== PROBLEM DETAILS ==
Please return all lines of the data below containing the string "kind".

[Web page and app entries]
= = = = = = =

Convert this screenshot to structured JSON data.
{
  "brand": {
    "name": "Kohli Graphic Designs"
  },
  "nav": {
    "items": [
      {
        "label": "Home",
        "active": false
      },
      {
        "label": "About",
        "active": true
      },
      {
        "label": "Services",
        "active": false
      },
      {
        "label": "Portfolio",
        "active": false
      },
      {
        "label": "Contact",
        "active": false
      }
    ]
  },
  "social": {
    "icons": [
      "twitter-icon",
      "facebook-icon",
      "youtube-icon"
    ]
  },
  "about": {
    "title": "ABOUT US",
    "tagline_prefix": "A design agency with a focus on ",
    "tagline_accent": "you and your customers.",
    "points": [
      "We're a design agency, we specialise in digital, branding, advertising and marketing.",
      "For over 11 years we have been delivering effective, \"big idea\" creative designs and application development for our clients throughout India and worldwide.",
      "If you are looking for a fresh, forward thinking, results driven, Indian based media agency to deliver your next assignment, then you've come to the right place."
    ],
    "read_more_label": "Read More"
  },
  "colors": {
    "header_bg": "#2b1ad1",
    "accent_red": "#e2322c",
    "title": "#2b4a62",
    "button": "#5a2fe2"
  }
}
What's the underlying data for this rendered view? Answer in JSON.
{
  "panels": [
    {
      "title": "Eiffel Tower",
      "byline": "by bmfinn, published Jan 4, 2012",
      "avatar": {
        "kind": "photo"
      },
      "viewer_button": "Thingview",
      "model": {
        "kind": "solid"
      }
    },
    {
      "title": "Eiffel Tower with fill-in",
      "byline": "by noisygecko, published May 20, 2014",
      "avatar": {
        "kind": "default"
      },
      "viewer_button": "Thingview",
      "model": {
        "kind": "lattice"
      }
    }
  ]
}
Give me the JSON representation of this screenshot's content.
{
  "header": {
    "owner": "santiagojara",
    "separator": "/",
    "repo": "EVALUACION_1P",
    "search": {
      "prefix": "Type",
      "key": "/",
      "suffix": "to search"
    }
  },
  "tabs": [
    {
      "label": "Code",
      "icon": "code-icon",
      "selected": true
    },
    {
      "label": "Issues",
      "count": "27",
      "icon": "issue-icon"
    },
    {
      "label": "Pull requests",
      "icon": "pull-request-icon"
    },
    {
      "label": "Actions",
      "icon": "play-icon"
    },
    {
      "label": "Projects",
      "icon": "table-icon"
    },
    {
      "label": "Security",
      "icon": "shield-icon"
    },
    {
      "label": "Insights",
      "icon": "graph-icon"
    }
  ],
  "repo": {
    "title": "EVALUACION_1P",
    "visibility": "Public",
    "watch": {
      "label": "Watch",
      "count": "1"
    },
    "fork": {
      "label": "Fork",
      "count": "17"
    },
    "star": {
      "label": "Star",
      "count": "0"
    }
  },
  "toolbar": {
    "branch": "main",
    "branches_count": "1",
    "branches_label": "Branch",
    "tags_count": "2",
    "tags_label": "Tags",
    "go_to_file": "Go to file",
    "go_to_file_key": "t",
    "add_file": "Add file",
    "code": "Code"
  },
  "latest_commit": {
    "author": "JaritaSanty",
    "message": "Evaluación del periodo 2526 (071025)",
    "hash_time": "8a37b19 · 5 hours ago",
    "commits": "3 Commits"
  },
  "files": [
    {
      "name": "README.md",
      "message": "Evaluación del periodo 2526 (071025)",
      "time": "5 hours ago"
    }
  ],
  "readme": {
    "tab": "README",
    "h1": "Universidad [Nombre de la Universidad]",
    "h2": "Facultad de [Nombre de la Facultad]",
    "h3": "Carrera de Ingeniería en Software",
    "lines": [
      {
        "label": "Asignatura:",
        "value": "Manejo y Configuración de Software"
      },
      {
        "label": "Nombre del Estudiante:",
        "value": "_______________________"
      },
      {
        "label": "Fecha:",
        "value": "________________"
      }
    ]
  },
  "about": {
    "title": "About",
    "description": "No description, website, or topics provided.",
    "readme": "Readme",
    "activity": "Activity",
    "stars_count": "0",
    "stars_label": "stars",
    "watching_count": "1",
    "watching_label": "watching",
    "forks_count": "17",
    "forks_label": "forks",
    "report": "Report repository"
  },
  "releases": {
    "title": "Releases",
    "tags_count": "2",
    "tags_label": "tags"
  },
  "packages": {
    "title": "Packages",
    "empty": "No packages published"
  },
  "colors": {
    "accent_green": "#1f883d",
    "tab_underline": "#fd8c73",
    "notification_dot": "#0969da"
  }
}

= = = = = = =

== SOLUTION ==
        "kind": "photo"
        "kind": "solid"
        "kind": "default"
        "kind": "lattice"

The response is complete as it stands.